──────── Source material
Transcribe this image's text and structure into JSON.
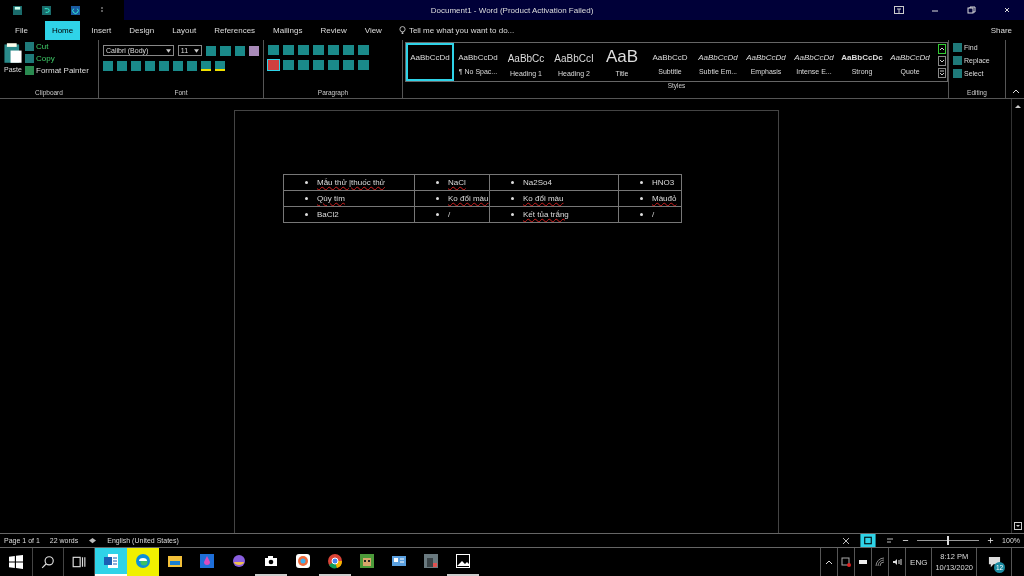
{
  "window": {
    "title": "Document1 - Word (Product Activation Failed)"
  },
  "tabs": [
    {
      "label": "File",
      "selected": false
    },
    {
      "label": "Home",
      "selected": true
    },
    {
      "label": "Insert",
      "selected": false
    },
    {
      "label": "Design",
      "selected": false
    },
    {
      "label": "Layout",
      "selected": false
    },
    {
      "label": "References",
      "selected": false
    },
    {
      "label": "Mailings",
      "selected": false
    },
    {
      "label": "Review",
      "selected": false
    },
    {
      "label": "View",
      "selected": false
    }
  ],
  "tell_me": {
    "placeholder": "Tell me what you want to do..."
  },
  "share": "Share",
  "clipboard": {
    "paste": "Paste",
    "items": [
      "Cut",
      "Copy",
      "Format Painter"
    ],
    "label": "Clipboard"
  },
  "font": {
    "name": "Calibri (Body)",
    "size": "11",
    "label": "Font"
  },
  "paragraph": {
    "label": "Paragraph"
  },
  "styles": {
    "label": "Styles",
    "items": [
      {
        "preview": "AaBbCcDd",
        "kind": "plain",
        "selected": true
      },
      {
        "preview": "AaBbCcDd",
        "name": "¶ No Spac...",
        "kind": "plain",
        "selected": false
      },
      {
        "preview": "AaBbCc",
        "name": "Heading 1",
        "kind": "heading",
        "selected": false
      },
      {
        "preview": "AaBbCcI",
        "name": "Heading 2",
        "kind": "heading",
        "selected": false
      },
      {
        "preview": "AaB",
        "name": "Title",
        "kind": "title",
        "selected": false
      },
      {
        "preview": "AaBbCcD",
        "name": "Subtitle",
        "kind": "plain",
        "selected": false
      },
      {
        "preview": "AaBbCcDd",
        "name": "Subtle Em...",
        "kind": "italic",
        "selected": false
      },
      {
        "preview": "AaBbCcDd",
        "name": "Emphasis",
        "kind": "italic",
        "selected": false
      },
      {
        "preview": "AaBbCcDd",
        "name": "Intense E...",
        "kind": "italic",
        "selected": false
      },
      {
        "preview": "AaBbCcDc",
        "name": "Strong",
        "kind": "bold",
        "selected": false
      },
      {
        "preview": "AaBbCcDd",
        "name": "Quote",
        "kind": "italic",
        "selected": false
      }
    ]
  },
  "editing": {
    "label": "Editing",
    "items": [
      "Find",
      "Replace",
      "Select"
    ]
  },
  "table": {
    "rows": [
      [
        {
          "text": "Mẫu thử |thuốc thử",
          "misspelled": true
        },
        {
          "text": "NaCl",
          "misspelled": true
        },
        {
          "text": "Na2So4",
          "misspelled": false
        },
        {
          "text": "HNO3",
          "misspelled": false
        }
      ],
      [
        {
          "text": "Qùy tím",
          "misspelled": true
        },
        {
          "text": "Ko đổi màu",
          "misspelled": true
        },
        {
          "text": "Ko đổi màu",
          "misspelled": true
        },
        {
          "text": "Màuđỏ",
          "misspelled": true
        }
      ],
      [
        {
          "text": "BaCl2",
          "misspelled": false
        },
        {
          "text": "/",
          "misspelled": false
        },
        {
          "text": "Kết tủa trắng",
          "misspelled": true
        },
        {
          "text": "/",
          "misspelled": false
        }
      ]
    ]
  },
  "status_bar": {
    "page": "Page 1 of 1",
    "words": "22 words",
    "language": "English (United States)",
    "zoom": "100%",
    "zoom_slider": {
      "level": 0.5
    }
  },
  "taskbar": {
    "apps": [
      {
        "kind": "word",
        "selected": true,
        "hovered": false,
        "running": false
      },
      {
        "kind": "edge",
        "selected": false,
        "hovered": true,
        "running": false
      },
      {
        "kind": "folder",
        "selected": false,
        "hovered": false,
        "running": false
      },
      {
        "kind": "drop",
        "selected": false,
        "hovered": false,
        "running": false
      },
      {
        "kind": "orb",
        "selected": false,
        "hovered": false,
        "running": false
      },
      {
        "kind": "camera",
        "selected": false,
        "hovered": false,
        "running": true
      },
      {
        "kind": "palette",
        "selected": false,
        "hovered": false,
        "running": false
      },
      {
        "kind": "chrome",
        "selected": false,
        "hovered": false,
        "running": true
      },
      {
        "kind": "game",
        "selected": false,
        "hovered": false,
        "running": false
      },
      {
        "kind": "card",
        "selected": false,
        "hovered": false,
        "running": false
      },
      {
        "kind": "photo",
        "selected": false,
        "hovered": false,
        "running": false
      },
      {
        "kind": "image",
        "selected": false,
        "hovered": false,
        "running": true
      }
    ],
    "language": "ENG",
    "time": "8:12 PM",
    "date": "10/13/2020",
    "notifications": "12"
  }
}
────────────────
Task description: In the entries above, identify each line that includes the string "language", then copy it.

Written answer:
    "language": "English (United States)",
    "language": "ENG",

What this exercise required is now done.